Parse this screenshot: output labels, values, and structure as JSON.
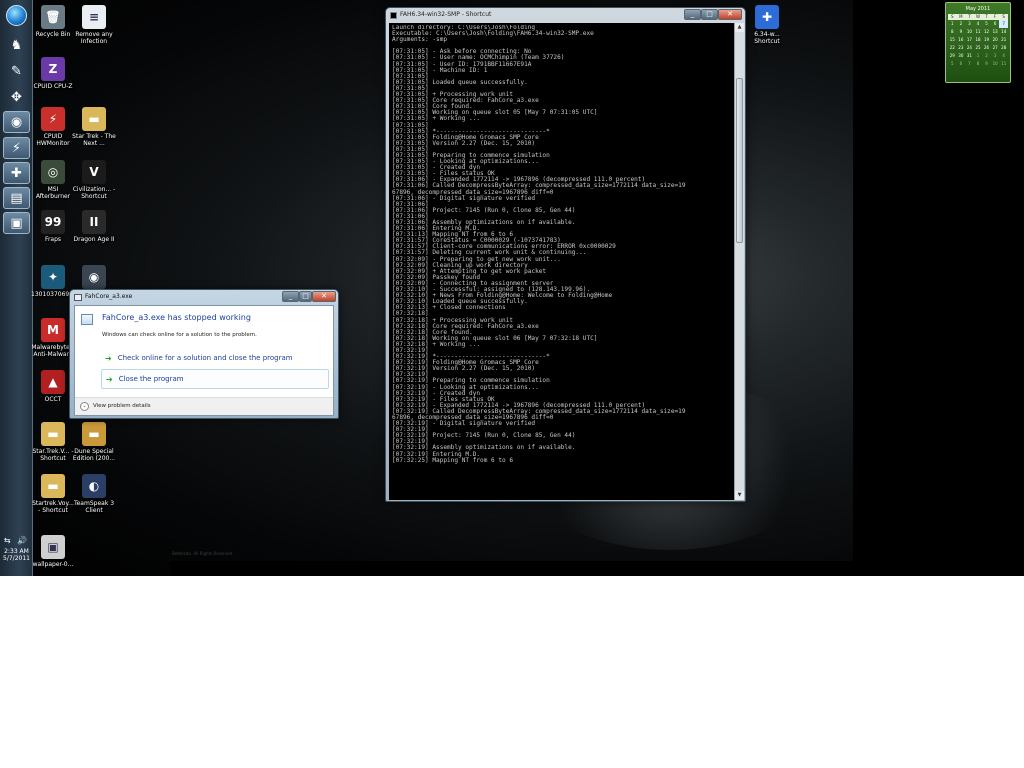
{
  "desktop": {
    "wallpaper_credit": "Bethesda. All Rights Reserved.",
    "icons": [
      {
        "label": "Recycle Bin",
        "icon": "recycle-bin-icon",
        "glyph": "🗑",
        "bg": "#6b7b86"
      },
      {
        "label": "Remove any Infection",
        "icon": "document-icon",
        "glyph": "≡",
        "bg": "#e9eef3"
      },
      {
        "label": "CPUID CPU-Z",
        "icon": "cpuz-icon",
        "glyph": "Z",
        "bg": "#6a3aa6"
      },
      {
        "label": "CPUID HWMonitor",
        "icon": "hwmonitor-icon",
        "glyph": "⚡",
        "bg": "#c9302c"
      },
      {
        "label": "Star Trek - The Next ...",
        "icon": "folder-icon",
        "glyph": "▬",
        "bg": "#d9b75a"
      },
      {
        "label": "MSI Afterburner",
        "icon": "afterburner-icon",
        "glyph": "◎",
        "bg": "#3b4b3a"
      },
      {
        "label": "Civilization... - Shortcut",
        "icon": "civilization-icon",
        "glyph": "V",
        "bg": "#1b1b1b"
      },
      {
        "label": "Fraps",
        "icon": "fraps-icon",
        "glyph": "99",
        "bg": "#222"
      },
      {
        "label": "Dragon Age II",
        "icon": "dragon-age-icon",
        "glyph": "II",
        "bg": "#2a2a2a"
      },
      {
        "label": "1301037069...",
        "icon": "image-icon",
        "glyph": "✦",
        "bg": "#1a5a7a"
      },
      {
        "label": "",
        "icon": "steam-icon",
        "glyph": "◉",
        "bg": "#3a4552"
      },
      {
        "label": "Malwarebytes' Anti-Malware",
        "icon": "malwarebytes-icon",
        "glyph": "M",
        "bg": "#c92a2a"
      },
      {
        "label": "OCCT",
        "icon": "occt-icon",
        "glyph": "▲",
        "bg": "#b02020"
      },
      {
        "label": "Star.Trek.V... - Shortcut",
        "icon": "folder-icon",
        "glyph": "▬",
        "bg": "#d9b75a"
      },
      {
        "label": "Dune Special Edition (200...",
        "icon": "folder-icon",
        "glyph": "▬",
        "bg": "#c99a3a"
      },
      {
        "label": "Startrek.Voy... - Shortcut",
        "icon": "folder-icon",
        "glyph": "▬",
        "bg": "#d9b75a"
      },
      {
        "label": "TeamSpeak 3 Client",
        "icon": "teamspeak-icon",
        "glyph": "◐",
        "bg": "#2b3f66"
      },
      {
        "label": "wallpaper-0...",
        "icon": "image-icon",
        "glyph": "▣",
        "bg": "#cfcfcf"
      },
      {
        "label": "6.34-w... Shortcut",
        "icon": "fah-shortcut-icon",
        "glyph": "✚",
        "bg": "#2d6bd6"
      }
    ]
  },
  "taskbar": {
    "items": [
      "start-orb",
      "media-icon",
      "notepad-icon",
      "gamepad-icon",
      "chrome-icon",
      "hwmonitor-icon",
      "folding-icon",
      "console-icon"
    ],
    "tray_icons": "⇆ 🔊",
    "time": "2:33 AM",
    "date": "5/7/2011"
  },
  "calendar": {
    "title": "May 2011",
    "days": [
      "S",
      "M",
      "T",
      "W",
      "T",
      "F",
      "S"
    ],
    "cells": [
      "1",
      "2",
      "3",
      "4",
      "5",
      "6",
      "7",
      "8",
      "9",
      "10",
      "11",
      "12",
      "13",
      "14",
      "15",
      "16",
      "17",
      "18",
      "19",
      "20",
      "21",
      "22",
      "23",
      "24",
      "25",
      "26",
      "27",
      "28",
      "29",
      "30",
      "31",
      "1",
      "2",
      "3",
      "4",
      "5",
      "6",
      "7",
      "8",
      "9",
      "10",
      "11"
    ],
    "today_index": 6
  },
  "console": {
    "title": "FAH6.34-win32-SMP - Shortcut",
    "lines": [
      "Launch directory: C:\\Users\\Josh\\Folding",
      "Executable: C:\\Users\\Josh\\Folding\\FAH6.34-win32-SMP.exe",
      "Arguments: -smp",
      "",
      "[07:31:05] - Ask before connecting: No",
      "[07:31:05] - User name: OCMChimpin (Team 37726)",
      "[07:31:05] - User ID: 1791BBF11667E91A",
      "[07:31:05] - Machine ID: 1",
      "[07:31:05]",
      "[07:31:05] Loaded queue successfully.",
      "[07:31:05]",
      "[07:31:05] + Processing work unit",
      "[07:31:05] Core required: FahCore_a3.exe",
      "[07:31:05] Core found.",
      "[07:31:05] Working on queue slot 05 [May 7 07:31:05 UTC]",
      "[07:31:05] + Working ...",
      "[07:31:05]",
      "[07:31:05] *------------------------------*",
      "[07:31:05] Folding@Home Gromacs SMP Core",
      "[07:31:05] Version 2.27 (Dec. 15, 2010)",
      "[07:31:05]",
      "[07:31:05] Preparing to commence simulation",
      "[07:31:05] - Looking at optimizations...",
      "[07:31:05] - Created dyn",
      "[07:31:05] - Files status OK",
      "[07:31:06] - Expanded 1772114 -> 1967896 (decompressed 111.0 percent)",
      "[07:31:06] Called DecompressByteArray: compressed_data_size=1772114 data_size=19",
      "67896, decompressed_data_size=1967896 diff=0",
      "[07:31:06] - Digital signature verified",
      "[07:31:06]",
      "[07:31:06] Project: 7145 (Run 0, Clone 85, Gen 44)",
      "[07:31:06]",
      "[07:31:06] Assembly optimizations on if available.",
      "[07:31:06] Entering M.D.",
      "[07:31:13] Mapping NT from 6 to 6",
      "[07:31:57] CoreStatus = C0000029 (-1073741783)",
      "[07:31:57] Client-core communications error: ERROR 0xc0000029",
      "[07:31:57] Deleting current work unit & continuing...",
      "[07:32:09] - Preparing to get new work unit...",
      "[07:32:09] Cleaning up work directory",
      "[07:32:09] + Attempting to get work packet",
      "[07:32:09] Passkey found",
      "[07:32:09] - Connecting to assignment server",
      "[07:32:10] - Successful: assigned to (128.143.199.96).",
      "[07:32:10] + News From Folding@Home: Welcome to Folding@Home",
      "[07:32:10] Loaded queue successfully.",
      "[07:32:13] + Closed connections",
      "[07:32:18]",
      "[07:32:18] + Processing work unit",
      "[07:32:18] Core required: FahCore_a3.exe",
      "[07:32:18] Core found.",
      "[07:32:18] Working on queue slot 06 [May 7 07:32:18 UTC]",
      "[07:32:18] + Working ...",
      "[07:32:19]",
      "[07:32:19] *------------------------------*",
      "[07:32:19] Folding@Home Gromacs SMP Core",
      "[07:32:19] Version 2.27 (Dec. 15, 2010)",
      "[07:32:19]",
      "[07:32:19] Preparing to commence simulation",
      "[07:32:19] - Looking at optimizations...",
      "[07:32:19] - Created dyn",
      "[07:32:19] - Files status OK",
      "[07:32:19] - Expanded 1772114 -> 1967896 (decompressed 111.0 percent)",
      "[07:32:19] Called DecompressByteArray: compressed_data_size=1772114 data_size=19",
      "67896, decompressed_data_size=1967896 diff=0",
      "[07:32:19] - Digital signature verified",
      "[07:32:19]",
      "[07:32:19] Project: 7145 (Run 0, Clone 85, Gen 44)",
      "[07:32:19]",
      "[07:32:19] Assembly optimizations on if available.",
      "[07:32:19] Entering M.D.",
      "[07:32:25] Mapping NT from 6 to 6"
    ]
  },
  "dialog": {
    "title": "FahCore_a3.exe",
    "heading": "FahCore_a3.exe has stopped working",
    "subtext": "Windows can check online for a solution to the problem.",
    "option_check": "Check online for a solution and close the program",
    "option_close": "Close the program",
    "details": "View problem details"
  },
  "colors": {
    "dialog_link": "#1e3f9c",
    "console_text": "#c8c8c8"
  }
}
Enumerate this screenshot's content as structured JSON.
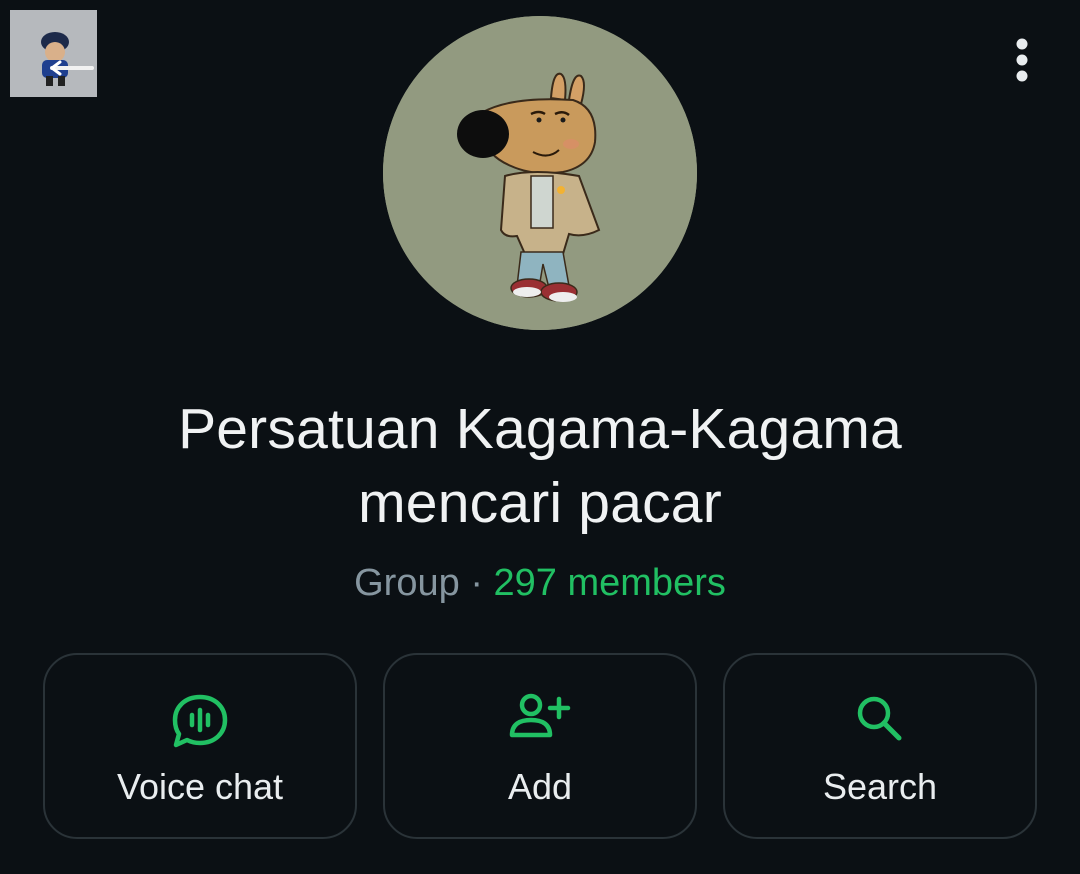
{
  "header": {
    "back_icon": "back-arrow-icon",
    "thumbnail": "user-avatar-thumbnail",
    "menu_icon": "more-vert-icon"
  },
  "group": {
    "avatar": "group-photo-cartoon-dog",
    "title_line1": "Persatuan Kagama-Kagama",
    "title_line2": "mencari pacar",
    "type": "Group",
    "separator": "·",
    "members": "297 members"
  },
  "actions": [
    {
      "label": "Voice chat",
      "icon": "voice-chat-icon"
    },
    {
      "label": "Add",
      "icon": "add-person-icon"
    },
    {
      "label": "Search",
      "icon": "search-icon"
    }
  ],
  "colors": {
    "background": "#0b1014",
    "accent": "#21c063",
    "secondary_text": "#8696a0",
    "card_border": "#2a3338"
  }
}
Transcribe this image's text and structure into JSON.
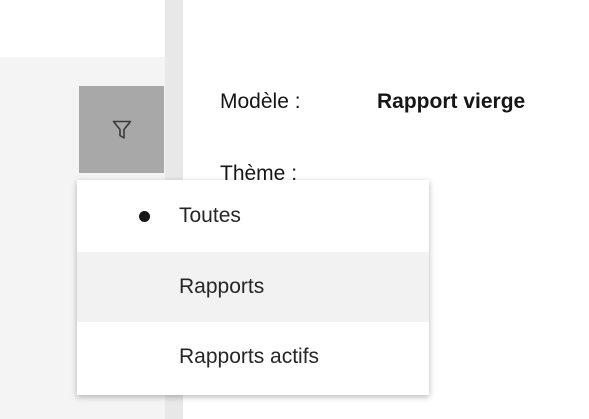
{
  "icons": {
    "filter": "filter-icon",
    "selected_bullet": "bullet-icon"
  },
  "colors": {
    "filter_button_bg": "#a8a8a8",
    "panel_bg": "#f4f4f4",
    "hover_bg": "#f2f2f2",
    "text": "#161616"
  },
  "fields": {
    "model_label": "Modèle :",
    "model_value": "Rapport vierge",
    "theme_label": "Thème :"
  },
  "filter_menu": {
    "items": [
      {
        "label": "Toutes",
        "selected": true
      },
      {
        "label": "Rapports",
        "selected": false,
        "hovered": true
      },
      {
        "label": "Rapports actifs",
        "selected": false
      }
    ]
  }
}
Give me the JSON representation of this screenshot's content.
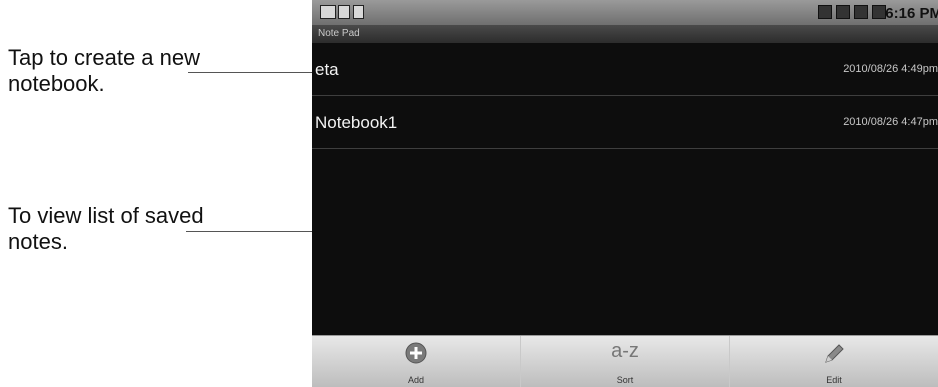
{
  "callouts": {
    "create": "Tap to create a new notebook.",
    "view": "To view list of saved notes."
  },
  "statusbar": {
    "time": "6:16 PM",
    "icons": [
      "mail-icon",
      "usb-icon",
      "sd-card-icon",
      "battery-icon",
      "mute-icon",
      "signal-icon",
      "sync-icon"
    ]
  },
  "app": {
    "title": "Note Pad"
  },
  "notebooks": [
    {
      "name": "eta",
      "date": "2010/08/26 4:49pm"
    },
    {
      "name": "Notebook1",
      "date": "2010/08/26 4:47pm"
    }
  ],
  "toolbar": {
    "add_label": "Add",
    "sort_label": "Sort",
    "sort_glyph": "a-z",
    "edit_label": "Edit"
  },
  "colors": {
    "list_background": "#0d0d0d",
    "toolbar_background": "#d6d6d6",
    "statusbar_background": "#8a8a8a"
  }
}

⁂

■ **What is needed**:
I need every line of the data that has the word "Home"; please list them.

■ **Answer to this exercise**:
      "[07:31:05] Folding@Home Gromacs SMP Core",
      "[07:32:10] + News From Folding@Home: Welcome to Folding@Home",
      "[07:32:19] Folding@Home Gromacs SMP Core",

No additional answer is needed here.